Task directions:
Pull every line containing "fields" out of the listing below.

Records for this task:

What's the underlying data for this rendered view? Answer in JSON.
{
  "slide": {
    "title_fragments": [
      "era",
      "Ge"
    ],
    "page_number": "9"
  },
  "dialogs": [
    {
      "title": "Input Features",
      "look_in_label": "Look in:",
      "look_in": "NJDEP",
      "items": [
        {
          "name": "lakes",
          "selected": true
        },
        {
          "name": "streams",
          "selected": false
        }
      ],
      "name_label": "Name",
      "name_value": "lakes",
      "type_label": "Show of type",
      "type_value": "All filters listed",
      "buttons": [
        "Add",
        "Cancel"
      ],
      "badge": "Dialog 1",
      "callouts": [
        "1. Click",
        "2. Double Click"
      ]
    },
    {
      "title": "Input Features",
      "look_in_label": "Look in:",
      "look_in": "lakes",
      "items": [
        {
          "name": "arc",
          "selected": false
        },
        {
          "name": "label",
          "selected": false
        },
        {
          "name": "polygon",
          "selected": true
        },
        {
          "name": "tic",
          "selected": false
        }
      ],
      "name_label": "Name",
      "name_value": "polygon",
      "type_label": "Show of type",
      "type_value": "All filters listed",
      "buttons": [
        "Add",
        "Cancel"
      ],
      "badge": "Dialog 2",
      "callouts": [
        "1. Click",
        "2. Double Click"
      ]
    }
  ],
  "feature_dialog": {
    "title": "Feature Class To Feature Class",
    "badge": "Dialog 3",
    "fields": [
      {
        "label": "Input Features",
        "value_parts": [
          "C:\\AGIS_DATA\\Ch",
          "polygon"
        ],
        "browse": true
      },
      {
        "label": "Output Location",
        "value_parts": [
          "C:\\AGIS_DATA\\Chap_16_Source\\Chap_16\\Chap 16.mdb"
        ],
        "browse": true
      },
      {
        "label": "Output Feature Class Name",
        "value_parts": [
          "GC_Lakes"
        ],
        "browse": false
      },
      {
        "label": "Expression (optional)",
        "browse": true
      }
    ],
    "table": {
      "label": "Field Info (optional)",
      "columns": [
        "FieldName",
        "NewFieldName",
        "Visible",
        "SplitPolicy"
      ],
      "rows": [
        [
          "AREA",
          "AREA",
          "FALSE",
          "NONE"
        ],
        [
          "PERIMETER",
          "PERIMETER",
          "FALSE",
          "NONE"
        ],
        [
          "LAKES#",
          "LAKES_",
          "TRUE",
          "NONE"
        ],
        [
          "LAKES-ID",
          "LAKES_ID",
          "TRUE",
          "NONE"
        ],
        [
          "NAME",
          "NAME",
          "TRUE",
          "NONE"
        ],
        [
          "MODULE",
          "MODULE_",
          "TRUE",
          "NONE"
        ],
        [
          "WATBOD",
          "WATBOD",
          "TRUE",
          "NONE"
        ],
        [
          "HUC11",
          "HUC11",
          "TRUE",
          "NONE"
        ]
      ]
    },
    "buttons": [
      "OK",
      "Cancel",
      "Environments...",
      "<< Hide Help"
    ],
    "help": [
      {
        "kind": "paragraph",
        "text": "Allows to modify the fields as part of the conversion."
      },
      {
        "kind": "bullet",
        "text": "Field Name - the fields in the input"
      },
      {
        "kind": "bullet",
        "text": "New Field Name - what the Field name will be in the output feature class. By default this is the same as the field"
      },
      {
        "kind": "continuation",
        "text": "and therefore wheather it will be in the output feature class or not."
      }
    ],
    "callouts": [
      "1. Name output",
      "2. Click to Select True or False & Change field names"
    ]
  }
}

Answer to this problem:
    "fields": [
        "text": "Allows to modify the fields as part of the conversion."
        "text": "Field Name - the fields in the input"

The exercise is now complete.